Safin turns from villain to hero after Davis Cup win
MOSCOW, Dec 4 (Reuters) Marat Safin, heavily criticised by the media for his perceived arrogance and flamboyant lifestyle, has been hailed as Russia's saviour after he clinched the country's second Davis Cup title.
Safin beat Jose Acasuso 6-3 3-6 6-3 7-6 in a nerve-racking fifth and decisive rubber before a capacity 10,000-strong home crowd at Moscow's Olympic arena yesterday to seal Russia's 3-2 victory over Argentina in the three-day final.
''Marat saved Russia!'' trumpeted a headline in the popular tabloid Komsomolskaya Pravda on Monday.
''Safin played a key role in Russia's victory,'' echoed the influential business daily Kommersant. ''First, he teamed up with Dmitry Tursunov to win the doubles on Saturday, then overpowered the dogged Acasuso to seal a great victory.'' Russia captain Shamil Tarpishchev, who yesterday became the first person to lead his country to two Davis and two Fed Cup titles, also praised Safin.
''We had two choices for the last rubber and I picked Safin over Tursunov mainly for his big-match experience,'' explained Tarpishchev, dubbed a ''tennis genius'' by fellow coaches and some of his players. ''It proved the right decision after all.
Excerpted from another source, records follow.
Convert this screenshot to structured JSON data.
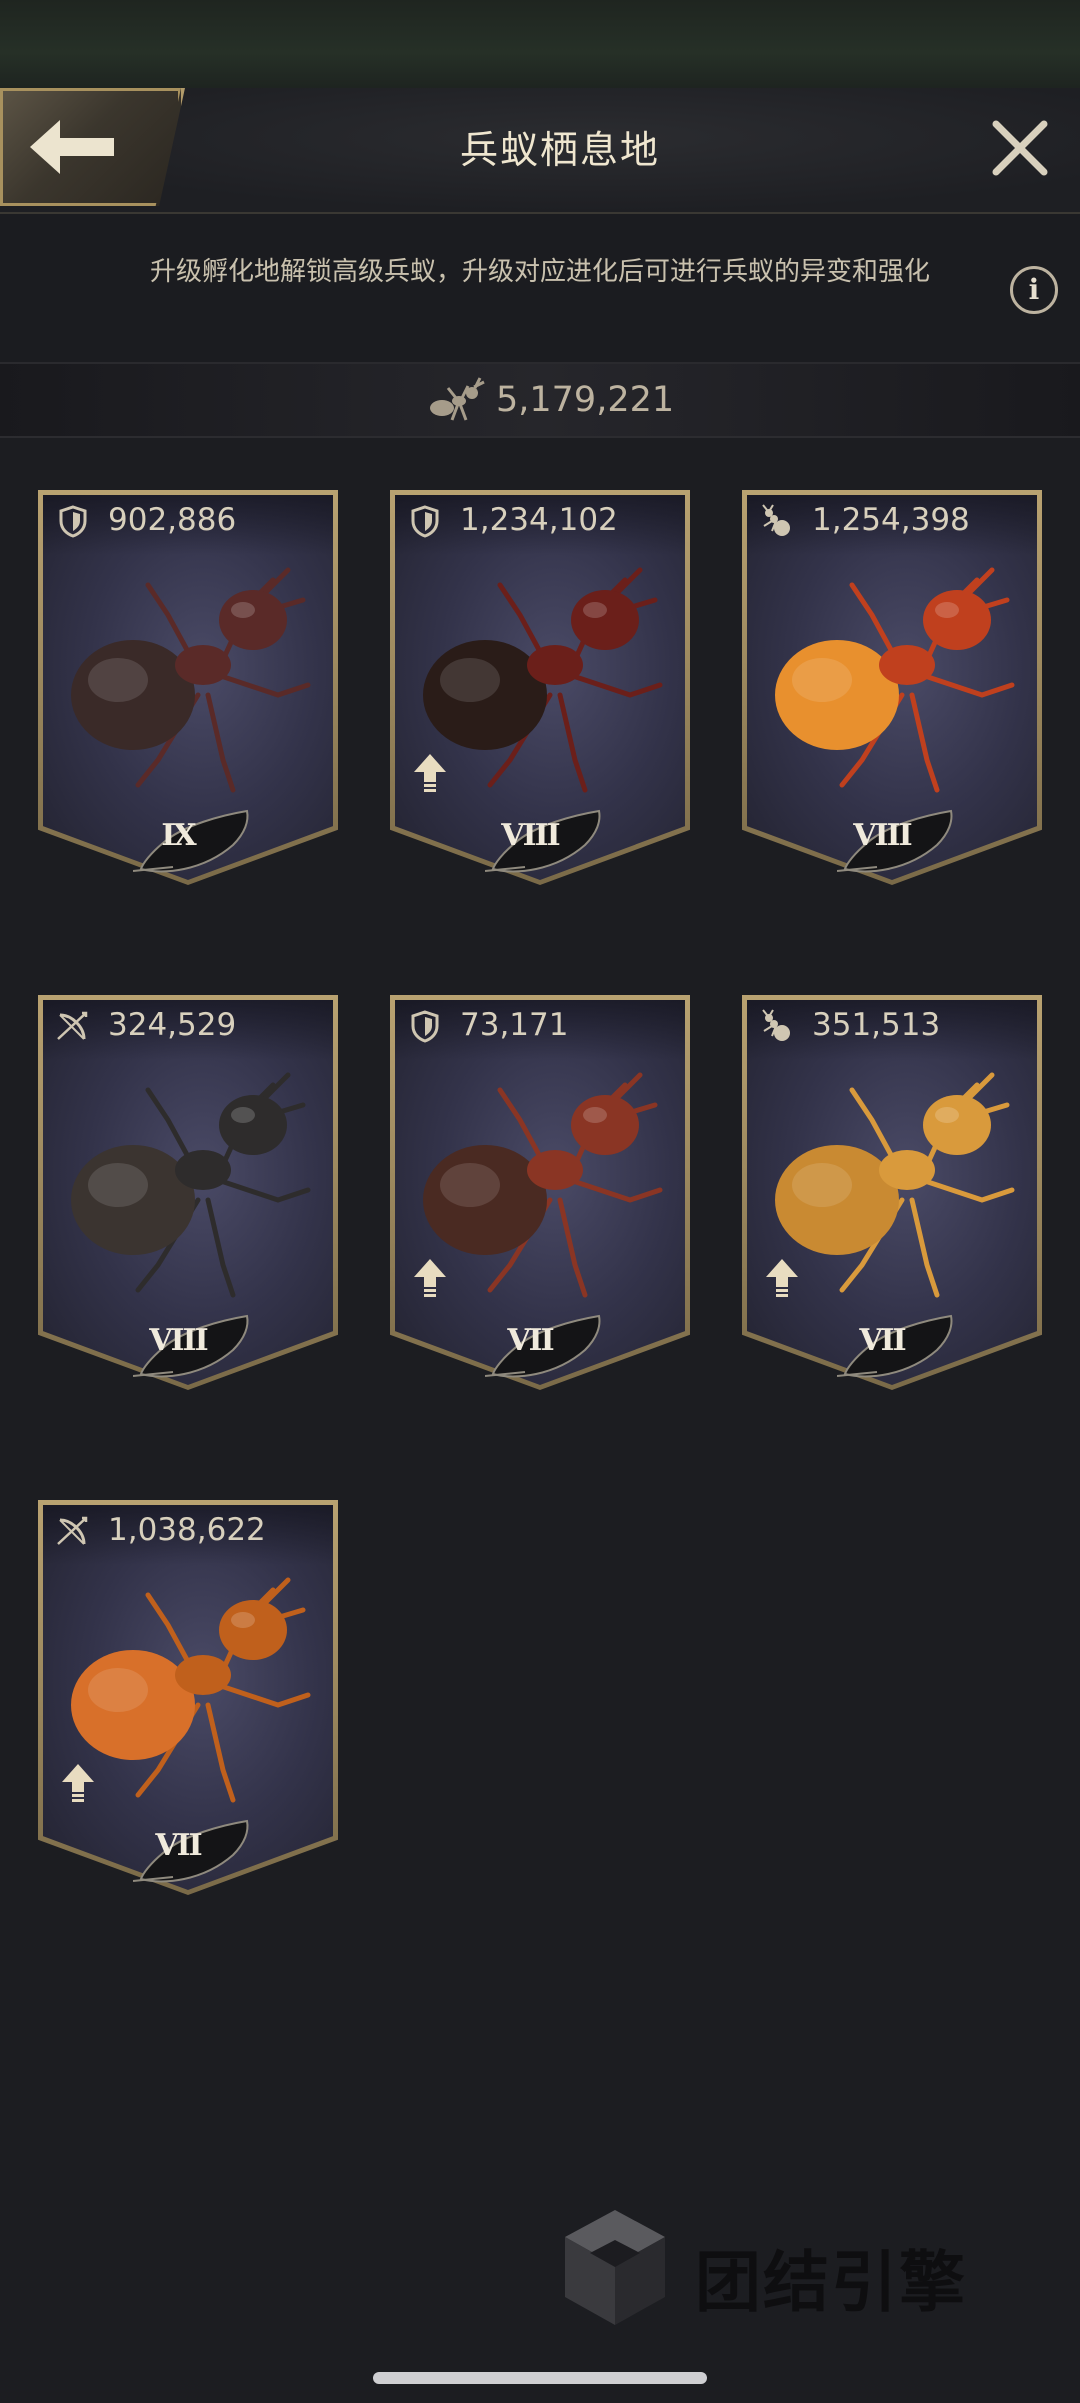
{
  "header": {
    "title": "兵蚁栖息地",
    "back_icon": "arrow-left-icon",
    "close_icon": "close-icon"
  },
  "description": {
    "text": "升级孵化地解锁高级兵蚁，升级对应进化后可进行兵蚁的异变和强化",
    "info_icon": "i"
  },
  "total": {
    "icon": "ant-icon",
    "value": "5,179,221"
  },
  "cards": [
    {
      "type": "shield",
      "power": "902,886",
      "level": "IX",
      "upgrade": false,
      "body": "#5a2a28",
      "abdomen": "#3a2a28"
    },
    {
      "type": "shield",
      "power": "1,234,102",
      "level": "VIII",
      "upgrade": true,
      "body": "#6b1f1a",
      "abdomen": "#2a1c18"
    },
    {
      "type": "worker",
      "power": "1,254,398",
      "level": "VIII",
      "upgrade": false,
      "body": "#c0401e",
      "abdomen": "#e8902e"
    },
    {
      "type": "bow",
      "power": "324,529",
      "level": "VIII",
      "upgrade": false,
      "body": "#2e2c2c",
      "abdomen": "#3b3430"
    },
    {
      "type": "shield",
      "power": "73,171",
      "level": "VII",
      "upgrade": true,
      "body": "#8a3524",
      "abdomen": "#4a2a22"
    },
    {
      "type": "worker",
      "power": "351,513",
      "level": "VII",
      "upgrade": true,
      "body": "#d99a3c",
      "abdomen": "#c98a32"
    },
    {
      "type": "bow",
      "power": "1,038,622",
      "level": "VII",
      "upgrade": true,
      "body": "#c0601c",
      "abdomen": "#d8702a"
    }
  ],
  "watermark": {
    "text": "团结引擎"
  }
}
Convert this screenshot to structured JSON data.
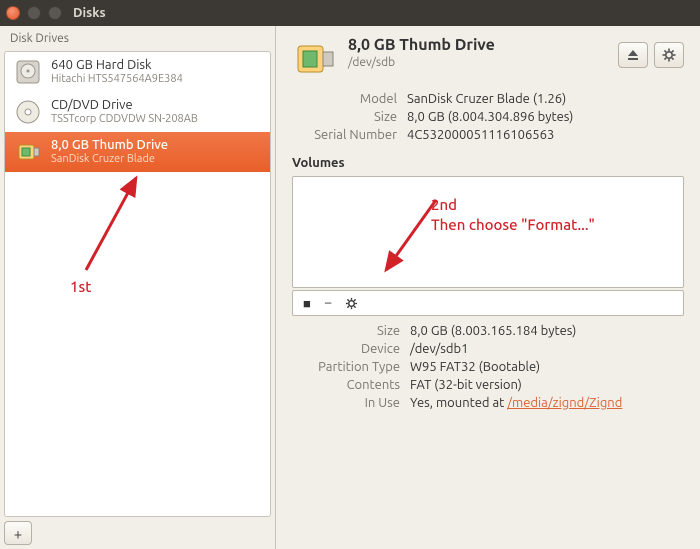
{
  "window": {
    "title": "Disks"
  },
  "sidebar": {
    "header": "Disk Drives",
    "drives": [
      {
        "name": "640 GB Hard Disk",
        "sub": "Hitachi HTS547564A9E384"
      },
      {
        "name": "CD/DVD Drive",
        "sub": "TSSTcorp CDDVDW SN-208AB"
      },
      {
        "name": "8,0 GB Thumb Drive",
        "sub": "SanDisk Cruzer Blade"
      }
    ]
  },
  "device": {
    "title": "8,0 GB Thumb Drive",
    "path": "/dev/sdb",
    "model_label": "Model",
    "model_value": "SanDisk Cruzer Blade (1.26)",
    "size_label": "Size",
    "size_value": "8,0 GB (8.004.304.896 bytes)",
    "serial_label": "Serial Number",
    "serial_value": "4C532000051116106563"
  },
  "volumes": {
    "header": "Volumes",
    "rows": {
      "size_label": "Size",
      "size_value": "8,0 GB (8.003.165.184 bytes)",
      "device_label": "Device",
      "device_value": "/dev/sdb1",
      "ptype_label": "Partition Type",
      "ptype_value": "W95 FAT32 (Bootable)",
      "contents_label": "Contents",
      "contents_value": "FAT (32-bit version)",
      "inuse_label": "In Use",
      "inuse_prefix": "Yes, mounted at ",
      "inuse_link": "/media/zignd/Zignd"
    }
  },
  "annotations": {
    "first": "1st",
    "second_line1": "2nd",
    "second_line2": "Then choose \"Format...\""
  }
}
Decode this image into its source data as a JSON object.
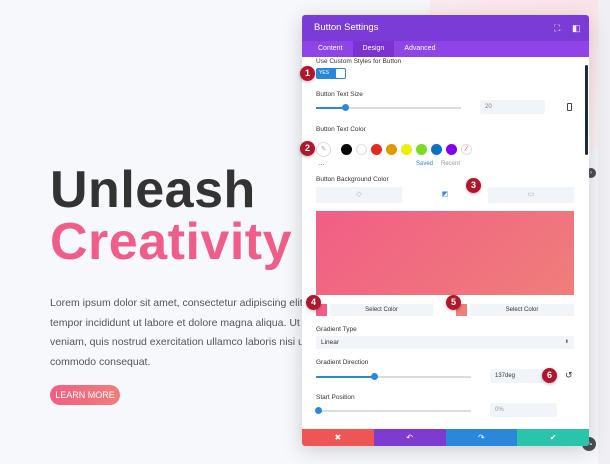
{
  "page": {
    "headline_line1": "Unleash",
    "headline_line2": "Creativity",
    "body_lines": [
      "Lorem ipsum dolor sit amet, consectetur adipiscing elit, se",
      "tempor incididunt ut labore et dolore magna aliqua. Ut en",
      "veniam, quis nostrud exercitation ullamco laboris nisi ut a",
      "commodo consequat."
    ],
    "cta_label": "LEARN MORE"
  },
  "modal": {
    "title": "Button Settings",
    "header_icons": [
      "expand-icon",
      "snap-icon"
    ],
    "tabs": [
      "Content",
      "Design",
      "Advanced"
    ],
    "active_tab": "Design",
    "custom_styles": {
      "label": "Use Custom Styles for Button",
      "toggle_text": "YES",
      "enabled": true
    },
    "text_size": {
      "label": "Button Text Size",
      "value": "20",
      "slider_fraction": 0.2
    },
    "text_color": {
      "label": "Button Text Color",
      "swatches": [
        "#000000",
        "#ffffff",
        "#e02b20",
        "#e09900",
        "#edf000",
        "#7cda24",
        "#0c71c3",
        "#8300e9"
      ],
      "saved_label": "Saved",
      "recent_label": "Recent",
      "more": "..."
    },
    "bg_color": {
      "label": "Button Background Color",
      "tabs": [
        "paint-bucket-icon",
        "gradient-icon",
        "image-icon"
      ],
      "active_tab": "gradient-icon",
      "gradient_start": "#f15e85",
      "gradient_end": "#f07e7a",
      "select_start_label": "Select Color",
      "select_end_label": "Select Color"
    },
    "gradient_type": {
      "label": "Gradient Type",
      "value": "Linear"
    },
    "gradient_direction": {
      "label": "Gradient Direction",
      "value": "137deg",
      "slider_fraction": 0.38
    },
    "start_position": {
      "label": "Start Position",
      "value": "0%",
      "slider_fraction": 0.0
    },
    "footer_buttons": [
      {
        "name": "cancel",
        "glyph": "✖",
        "color": "#ef5555"
      },
      {
        "name": "undo",
        "glyph": "↶",
        "color": "#7e3bd0"
      },
      {
        "name": "redo",
        "glyph": "↷",
        "color": "#2b87da"
      },
      {
        "name": "save",
        "glyph": "✔",
        "color": "#29c4a9"
      }
    ]
  },
  "annotations": [
    "1",
    "2",
    "3",
    "4",
    "5",
    "6"
  ]
}
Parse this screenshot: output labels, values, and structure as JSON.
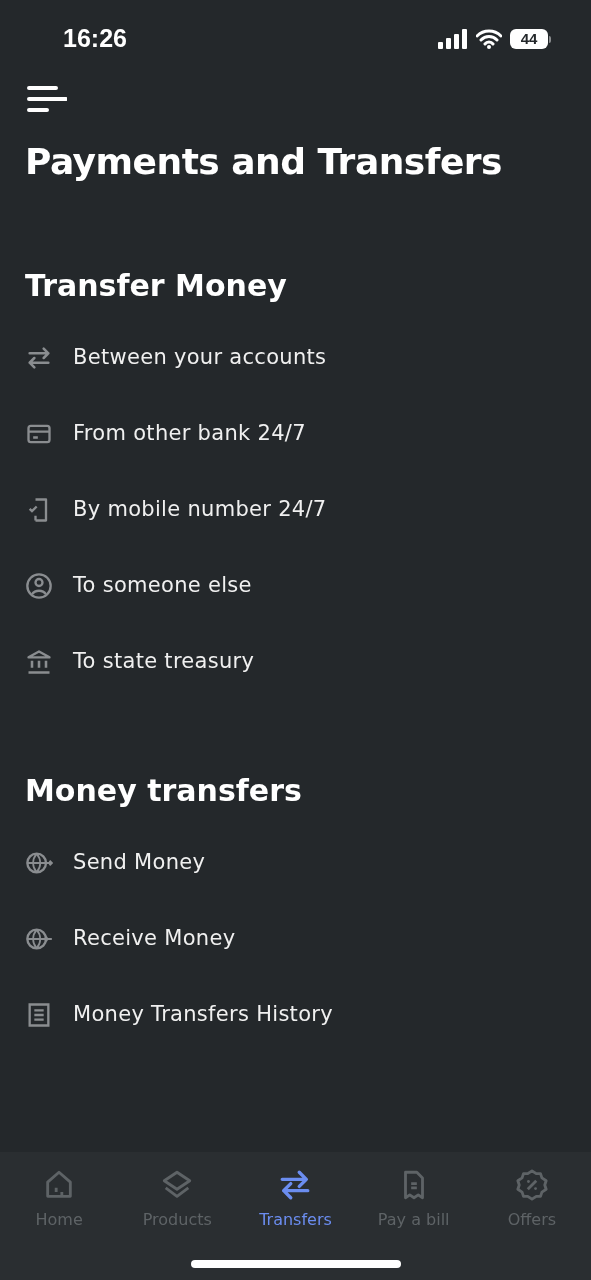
{
  "status_bar": {
    "time": "16:26",
    "battery": "44"
  },
  "title": "Payments and Transfers",
  "sections": [
    {
      "heading": "Transfer Money",
      "items": [
        "Between your accounts",
        "From other bank 24/7",
        "By mobile number 24/7",
        "To someone else",
        "To state treasury"
      ]
    },
    {
      "heading": "Money transfers",
      "items": [
        "Send Money",
        "Receive Money",
        "Money Transfers History"
      ]
    }
  ],
  "tab_bar": [
    {
      "label": "Home",
      "selected": false
    },
    {
      "label": "Products",
      "selected": false
    },
    {
      "label": "Transfers",
      "selected": true
    },
    {
      "label": "Pay a bill",
      "selected": false
    },
    {
      "label": "Offers",
      "selected": false
    }
  ]
}
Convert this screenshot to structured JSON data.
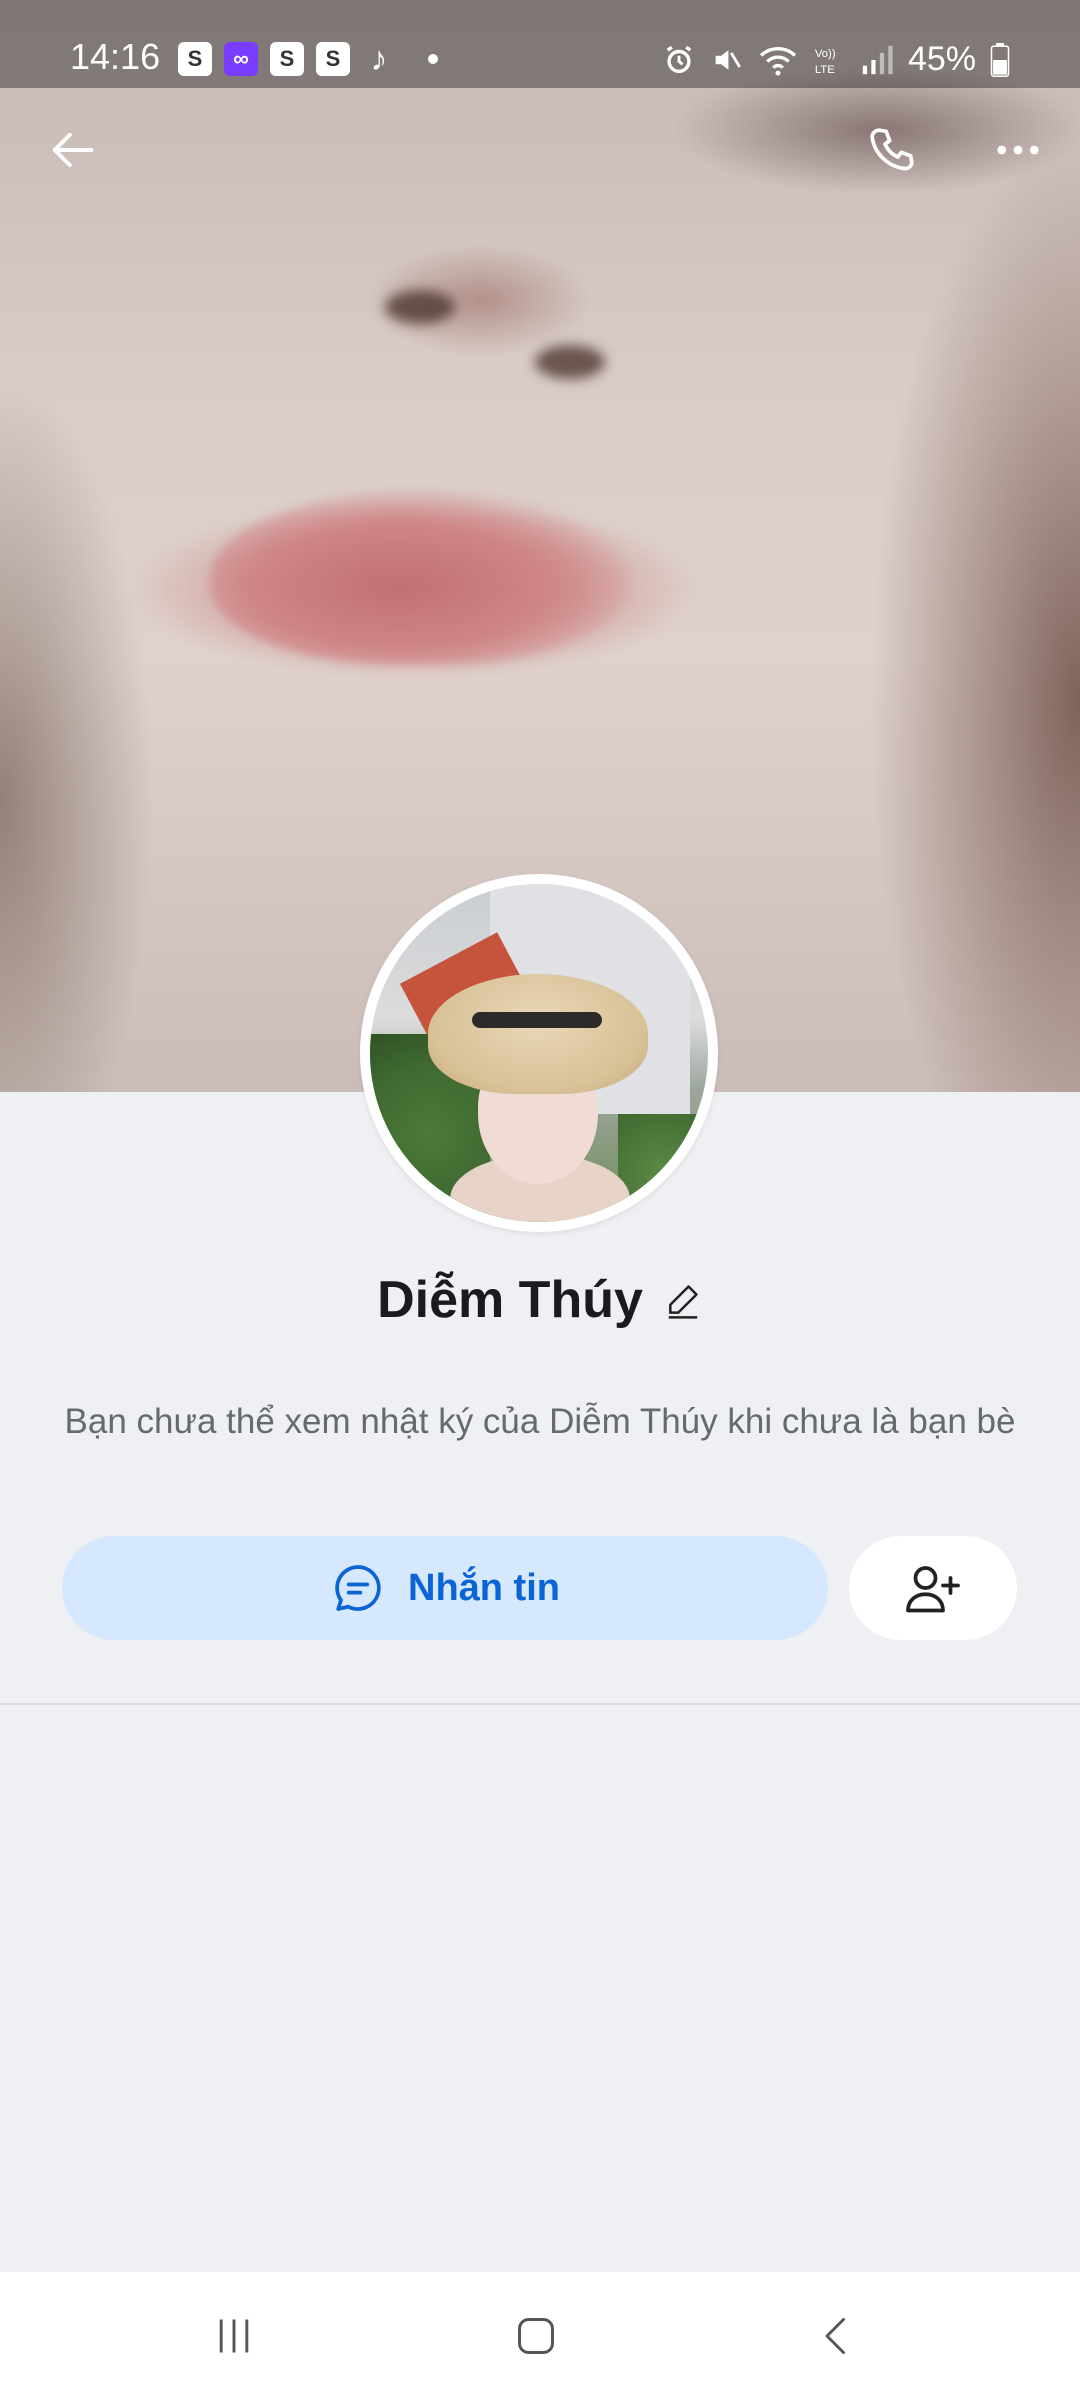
{
  "status_bar": {
    "time": "14:16",
    "battery": "45%",
    "notification_icons": [
      "shopee-icon",
      "infinity-app-icon",
      "shopee-icon",
      "shopee-icon",
      "tiktok-icon"
    ],
    "system_icons": [
      "alarm-icon",
      "mute-icon",
      "wifi-icon",
      "volte-icon",
      "signal-icon",
      "battery-icon"
    ]
  },
  "profile": {
    "name": "Diễm Thúy",
    "notice": "Bạn chưa thể xem nhật ký của Diễm Thúy khi chưa là bạn bè"
  },
  "actions": {
    "message_label": "Nhắn tin"
  },
  "colors": {
    "accent": "#0b64d6",
    "message_bg": "#d6e8fd",
    "page_bg": "#eff0f4"
  }
}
Marat not only won the last point, he also saved my reputation.'' It was not all plain sailing for the temperamental Safin, however.
Just a day before, he was vilifed by local media after meekly surrendering to Argentina number one David Nalbandian in straight sets in Friday's singles.
LAVISH LIFESTYLE Press reports said the 26-year-old Muscovite, long known for his lavish lifestyle and night-time escapades, was seen partying in a posh nightclub on the eve of his match with Nalbandian.
Over the weekend, Safin bitterly complained about the court surface, was involved in a heated discussion with the team captain and had to overcome injury and fatigue to win the decider.
The former world number one was also accused of over-confidence after suggesting at Thursday's draw that Russia would clinch the tie in two days.
But it was all forgotten yesterday as Safin was thronged by jubilant team mates and embraced by former Russian President Boris Yeltsin after scoring the winning point.
Asked to compare his feelings to the 2002 victory over France in Paris, Safin told reporters: ''This one is probably a bit more special because it happened at home in front of all our fans.'' The former Australian and U.S. Open champion said the win was especially memorable for him following a difficult season, plagued by injuries and inconsistent form.
''This was really bad year for me, probably the worst in my whole career,'' said Safin, who earlier this year tumbled out of the top 100 in the ATP rankings for the first time since making his professional debut at a 17-year-old in 1997.
''So winning the Davis Cup should give me a much-needed confidence boost,'' he said. ''I really hope to do well next year, regain my rankings. I'm especially looking forward to playing in the Australian Open after missing it this year with a knee injury and not defending the title I won in 2005.'' Safin also thanked Argentina's soccer great Diego Maradona for being his lucky charm.
The Russian, a big Spartak Moscow fan, said it was his long-time dream to meet the former World Cup-winning captain.
''I shook hands with Maradona on Saturday and it brought me luck.
It was that magic left hand, the Hand of God,'' Safin said yesterday. ''I think his Midas touch just rubbed off me.'' Maradona scored the first of his two goals with his left hand in Argentina's 2-1 quarter-final win over England in the 1986 World Cup finals. He later called it the ''Hand of God''.
Reuters PDS DB1904